Morningstar: © 2014 Morningstar, Inc. All Rights Reserved.

Factset: FactSet Research Systems Inc. 2014. All rights reserved.

Chicago Mercantile Association: Certain market data is the property of Chicago Mercantile Exchange Inc. and its licensors. All rights reserved.

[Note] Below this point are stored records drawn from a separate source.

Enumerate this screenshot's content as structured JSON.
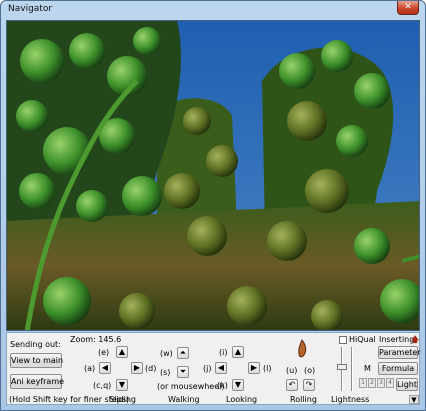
{
  "window": {
    "title": "Navigator",
    "close_glyph": "✕"
  },
  "viewport": {
    "description_icon": "fractal-render-icon"
  },
  "controls": {
    "sending_out_label": "Sending out:",
    "view_to_main": "View to main",
    "ani_keyframe": "Ani keyframe",
    "hold_shift_hint": "(Hold Shift key for finer steps)",
    "zoom_label": "Zoom: 145.6",
    "sliding": {
      "title": "Sliding",
      "up_key": "(e)",
      "left_key": "(a)",
      "right_key": "(d)",
      "down_key": "(c,q)"
    },
    "walking": {
      "title": "Walking",
      "forward_key": "(w)",
      "back_key": "(s)",
      "mousewheel": "(or mousewheel)"
    },
    "looking": {
      "title": "Looking",
      "up_key": "(i)",
      "left_key": "(j)",
      "right_key": "(l)",
      "down_key": "(k)"
    },
    "rolling": {
      "title": "Rolling",
      "left_key": "(u)",
      "right_key": "(o)"
    },
    "lightness": {
      "title": "Lightness",
      "m_label": "M",
      "hiqual_label": "HiQual"
    },
    "inserting_label": "Inserting:",
    "parameter": "Parameter",
    "formula": "Formula",
    "light": "Light",
    "mini_buttons": [
      "1",
      "2",
      "3",
      "4"
    ]
  },
  "colors": {
    "accent": "#c9452b",
    "sky": "#2a6ab8",
    "foliage": "#2f6f1e"
  }
}
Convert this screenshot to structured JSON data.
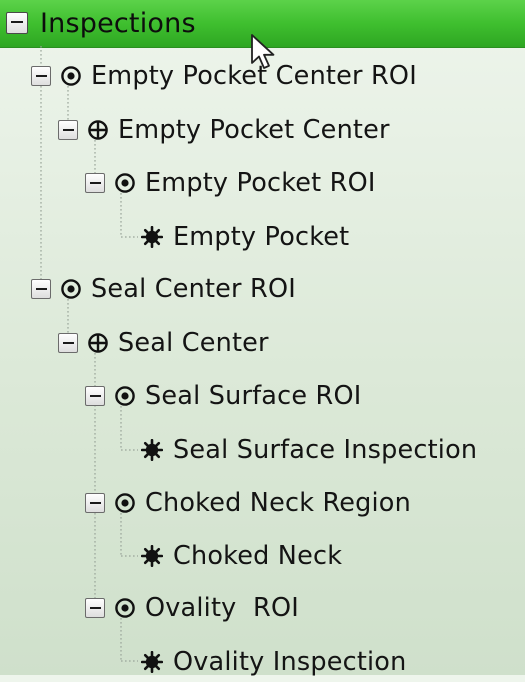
{
  "tree": {
    "root": {
      "label": "Inspections",
      "toggle_icon": "minus-icon",
      "bar_color": "#3fbf2f"
    },
    "nodes": [
      {
        "label": "Empty Pocket Center ROI",
        "icon": "roi-target-icon",
        "expandable": true
      },
      {
        "label": "Empty Pocket Center",
        "icon": "crosshair-center-icon",
        "expandable": true
      },
      {
        "label": "Empty Pocket ROI",
        "icon": "roi-target-icon",
        "expandable": true
      },
      {
        "label": "Empty Pocket",
        "icon": "inspection-gear-icon",
        "expandable": false
      },
      {
        "label": "Seal Center ROI",
        "icon": "roi-target-icon",
        "expandable": true
      },
      {
        "label": "Seal Center",
        "icon": "crosshair-center-icon",
        "expandable": true
      },
      {
        "label": "Seal Surface ROI",
        "icon": "roi-target-icon",
        "expandable": true
      },
      {
        "label": "Seal Surface Inspection",
        "icon": "inspection-gear-icon",
        "expandable": false
      },
      {
        "label": "Choked Neck Region",
        "icon": "roi-target-icon",
        "expandable": true
      },
      {
        "label": "Choked Neck",
        "icon": "inspection-gear-icon",
        "expandable": false
      },
      {
        "label": "Ovality  ROI",
        "icon": "roi-target-icon",
        "expandable": true
      },
      {
        "label": "Ovality Inspection",
        "icon": "inspection-gear-icon",
        "expandable": false
      }
    ]
  },
  "pointer": {
    "icon": "mouse-cursor-icon"
  }
}
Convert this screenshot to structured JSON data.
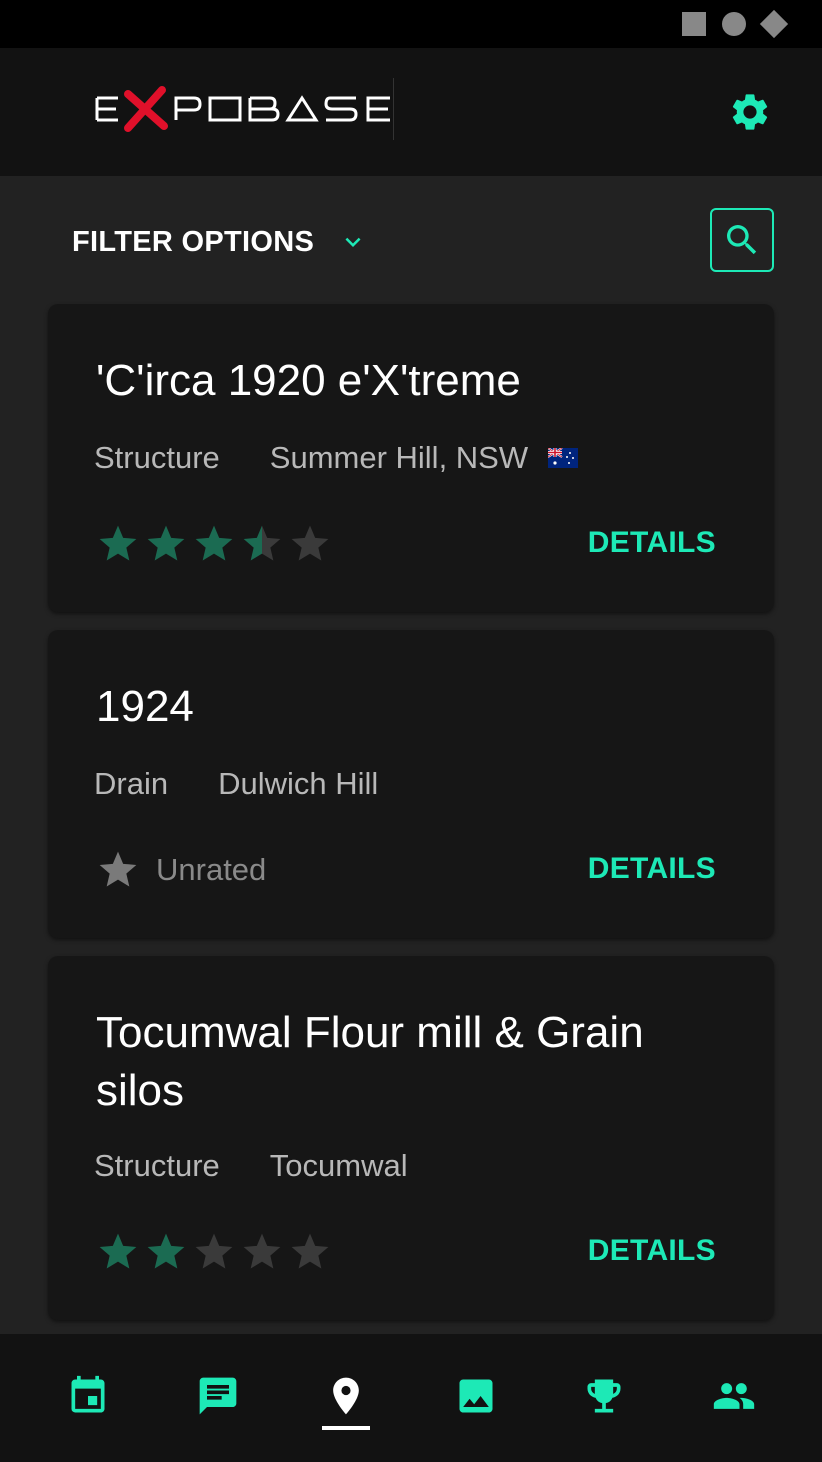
{
  "app": {
    "logo_text": "EXPOBASE",
    "accent_color": "#1de9b6",
    "logo_x_color": "#e0102a"
  },
  "filter": {
    "label": "FILTER OPTIONS",
    "icon": "chevron-down-icon",
    "search_icon": "search-icon"
  },
  "header": {
    "settings_icon": "gear-icon"
  },
  "cards": [
    {
      "title": "'C'irca 1920 e'X'treme",
      "type": "Structure",
      "location": "Summer Hill, NSW",
      "flag": "australia-flag",
      "rating": 3.5,
      "rating_max": 5,
      "details_label": "DETAILS"
    },
    {
      "title": "1924",
      "type": "Drain",
      "location": "Dulwich Hill",
      "rating": null,
      "unrated_label": "Unrated",
      "details_label": "DETAILS"
    },
    {
      "title": "Tocumwal Flour mill & Grain silos",
      "type": "Structure",
      "location": "Tocumwal",
      "rating": 2,
      "rating_max": 5,
      "details_label": "DETAILS"
    }
  ],
  "bottom_nav": {
    "items": [
      "calendar-icon",
      "message-icon",
      "map-pin-icon",
      "image-icon",
      "trophy-icon",
      "people-icon"
    ],
    "active": "map-pin-icon"
  }
}
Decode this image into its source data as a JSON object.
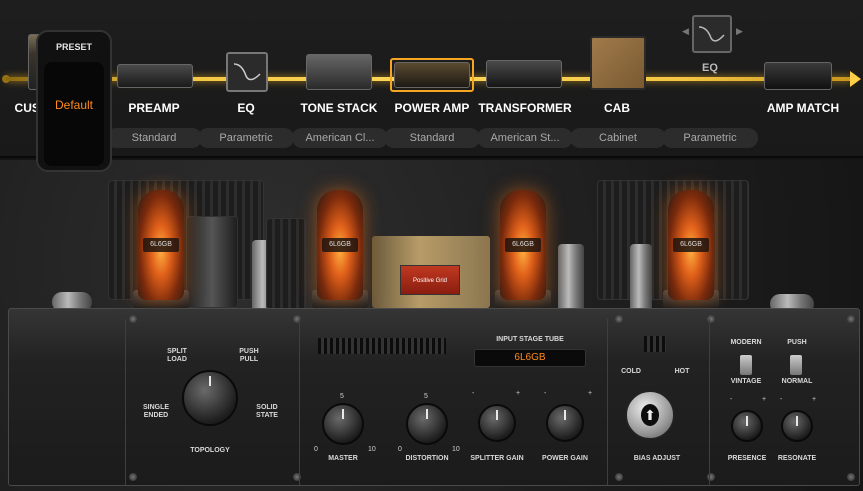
{
  "chain": {
    "modules": [
      {
        "label": "CUSTOM PANEL",
        "sub": ""
      },
      {
        "label": "PREAMP",
        "sub": "Standard"
      },
      {
        "label": "EQ",
        "sub": "Parametric"
      },
      {
        "label": "TONE STACK",
        "sub": "American Cl..."
      },
      {
        "label": "POWER AMP",
        "sub": "Standard"
      },
      {
        "label": "TRANSFORMER",
        "sub": "American St..."
      },
      {
        "label": "CAB",
        "sub": "Cabinet"
      },
      {
        "label": "EQ",
        "sub": "Parametric"
      },
      {
        "label": "AMP MATCH",
        "sub": ""
      }
    ],
    "selected": "POWER AMP",
    "accent": "#f5a623"
  },
  "amp": {
    "tube_label": "6L6GB",
    "plate_label": "Positive Grid"
  },
  "panel": {
    "preset": {
      "title": "PRESET",
      "value": "Default"
    },
    "topology": {
      "label": "TOPOLOGY",
      "opt_split": "SPLIT\nLOAD",
      "opt_push": "PUSH\nPULL",
      "opt_single": "SINGLE\nENDED",
      "opt_solid": "SOLID\nSTATE"
    },
    "input_stage": {
      "title": "INPUT STAGE TUBE",
      "value": "6L6GB"
    },
    "knobs": {
      "master": "MASTER",
      "distortion": "DISTORTION",
      "splitter_gain": "SPLITTER GAIN",
      "power_gain": "POWER GAIN",
      "scale_min": "0",
      "scale_mid": "5",
      "scale_max": "10",
      "minus": "-",
      "plus": "+"
    },
    "bias": {
      "cold": "COLD",
      "hot": "HOT",
      "label": "BIAS ADJUST"
    },
    "switches": {
      "modern": "MODERN",
      "vintage": "VINTAGE",
      "push": "PUSH",
      "normal": "NORMAL"
    },
    "right_knobs": {
      "presence": "PRESENCE",
      "resonate": "RESONATE"
    },
    "accent": "#ff8a1e"
  }
}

Dow Jones: The Dow Jones branded indices are proprietary to and are calculated, distributed and marketed by DJI Opco, a subsidiary of S&P Dow Jones Indices LLC and have been licensed for use to S&P Opco, LLC and CNN. Standard & Poor's and S&P are registered trademarks of Standard & Poor’s Financial Services LLC and Dow Jones is a registered trademark of Dow Jones Trademark Holdings LLC. All content of the Dow Jones branded indices © S&P Dow Jones Indices LLC 2014 and/or its affiliates.